> [Work required] Report back each line of the data that contains the word "char".

Component data from apps and pages:
Segment Open
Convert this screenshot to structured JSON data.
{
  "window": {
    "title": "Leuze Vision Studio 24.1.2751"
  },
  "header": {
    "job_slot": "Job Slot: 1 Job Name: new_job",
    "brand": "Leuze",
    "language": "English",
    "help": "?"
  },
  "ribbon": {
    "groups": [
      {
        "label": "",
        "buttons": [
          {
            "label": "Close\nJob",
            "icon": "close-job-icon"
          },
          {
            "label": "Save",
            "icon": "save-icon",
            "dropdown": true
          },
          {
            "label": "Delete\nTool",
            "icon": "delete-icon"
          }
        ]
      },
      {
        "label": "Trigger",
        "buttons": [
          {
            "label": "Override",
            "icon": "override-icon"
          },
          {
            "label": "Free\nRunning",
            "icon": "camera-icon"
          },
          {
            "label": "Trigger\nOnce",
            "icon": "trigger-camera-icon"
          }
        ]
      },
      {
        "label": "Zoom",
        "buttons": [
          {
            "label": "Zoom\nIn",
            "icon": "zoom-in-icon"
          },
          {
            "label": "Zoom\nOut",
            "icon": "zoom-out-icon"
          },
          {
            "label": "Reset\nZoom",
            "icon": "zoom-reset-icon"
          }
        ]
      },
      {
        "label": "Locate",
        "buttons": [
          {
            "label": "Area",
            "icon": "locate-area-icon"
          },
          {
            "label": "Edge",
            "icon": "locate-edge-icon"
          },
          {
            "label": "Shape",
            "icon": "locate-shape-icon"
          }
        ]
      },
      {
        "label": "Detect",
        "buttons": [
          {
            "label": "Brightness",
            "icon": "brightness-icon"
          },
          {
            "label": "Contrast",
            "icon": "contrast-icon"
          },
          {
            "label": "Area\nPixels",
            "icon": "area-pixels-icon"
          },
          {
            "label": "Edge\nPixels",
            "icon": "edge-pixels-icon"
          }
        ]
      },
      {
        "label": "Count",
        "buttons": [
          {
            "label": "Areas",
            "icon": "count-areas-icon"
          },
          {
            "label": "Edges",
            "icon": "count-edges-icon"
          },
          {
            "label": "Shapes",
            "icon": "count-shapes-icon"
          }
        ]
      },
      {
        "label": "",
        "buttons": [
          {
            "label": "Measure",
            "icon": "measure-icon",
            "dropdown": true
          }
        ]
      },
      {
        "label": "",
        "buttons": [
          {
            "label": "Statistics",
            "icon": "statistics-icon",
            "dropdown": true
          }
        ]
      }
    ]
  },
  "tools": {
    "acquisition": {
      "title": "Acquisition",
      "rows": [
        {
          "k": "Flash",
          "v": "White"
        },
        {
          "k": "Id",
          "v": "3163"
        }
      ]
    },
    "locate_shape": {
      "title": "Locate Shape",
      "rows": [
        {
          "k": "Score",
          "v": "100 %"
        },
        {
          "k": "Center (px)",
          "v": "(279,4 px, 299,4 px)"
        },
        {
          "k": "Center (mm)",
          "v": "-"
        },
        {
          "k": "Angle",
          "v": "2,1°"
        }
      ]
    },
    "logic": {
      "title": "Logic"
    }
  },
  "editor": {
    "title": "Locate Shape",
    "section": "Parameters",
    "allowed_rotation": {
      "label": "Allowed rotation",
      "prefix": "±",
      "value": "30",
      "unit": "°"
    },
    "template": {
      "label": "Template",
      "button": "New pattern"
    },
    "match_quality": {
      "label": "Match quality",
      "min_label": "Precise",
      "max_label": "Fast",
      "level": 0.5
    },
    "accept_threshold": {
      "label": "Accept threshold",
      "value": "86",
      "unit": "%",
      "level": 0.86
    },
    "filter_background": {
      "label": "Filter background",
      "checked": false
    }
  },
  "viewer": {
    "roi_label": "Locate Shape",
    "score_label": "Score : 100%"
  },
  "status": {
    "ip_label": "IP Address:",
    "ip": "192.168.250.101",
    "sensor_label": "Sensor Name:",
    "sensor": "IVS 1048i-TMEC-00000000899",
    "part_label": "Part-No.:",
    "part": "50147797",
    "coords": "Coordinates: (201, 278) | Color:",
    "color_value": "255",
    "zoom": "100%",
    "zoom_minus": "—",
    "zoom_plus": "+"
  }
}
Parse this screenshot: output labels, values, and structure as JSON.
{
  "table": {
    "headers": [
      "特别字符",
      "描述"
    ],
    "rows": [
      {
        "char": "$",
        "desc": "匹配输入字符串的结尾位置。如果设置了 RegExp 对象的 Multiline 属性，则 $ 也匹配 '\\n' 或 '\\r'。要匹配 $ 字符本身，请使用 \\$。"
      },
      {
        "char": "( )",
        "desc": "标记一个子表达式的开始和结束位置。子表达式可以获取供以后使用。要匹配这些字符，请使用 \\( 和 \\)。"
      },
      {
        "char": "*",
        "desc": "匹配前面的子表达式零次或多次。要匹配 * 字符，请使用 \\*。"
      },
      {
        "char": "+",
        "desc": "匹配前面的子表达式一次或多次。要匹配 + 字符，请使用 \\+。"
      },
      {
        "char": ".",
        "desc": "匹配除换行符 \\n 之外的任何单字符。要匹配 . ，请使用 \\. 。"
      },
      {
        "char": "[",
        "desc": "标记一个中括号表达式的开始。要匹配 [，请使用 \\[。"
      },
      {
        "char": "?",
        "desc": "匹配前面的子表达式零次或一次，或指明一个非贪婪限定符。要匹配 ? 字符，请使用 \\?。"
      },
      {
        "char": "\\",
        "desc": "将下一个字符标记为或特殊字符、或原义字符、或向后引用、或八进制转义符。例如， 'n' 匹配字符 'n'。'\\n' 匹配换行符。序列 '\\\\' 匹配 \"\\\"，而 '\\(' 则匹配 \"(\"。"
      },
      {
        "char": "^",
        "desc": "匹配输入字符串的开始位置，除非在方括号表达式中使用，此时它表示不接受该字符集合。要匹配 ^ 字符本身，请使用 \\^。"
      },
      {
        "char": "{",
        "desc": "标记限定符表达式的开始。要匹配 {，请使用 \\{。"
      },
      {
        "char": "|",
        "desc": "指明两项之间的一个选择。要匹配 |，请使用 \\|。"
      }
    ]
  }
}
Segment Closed
> [Output below]
        "char": "$",
        "char": "( )",
        "char": "*",
        "char": "+",
        "char": ".",
        "char": "[",
        "char": "?",
        "char": "\\",
        "char": "^",
        "char": "{",
        "char": "|",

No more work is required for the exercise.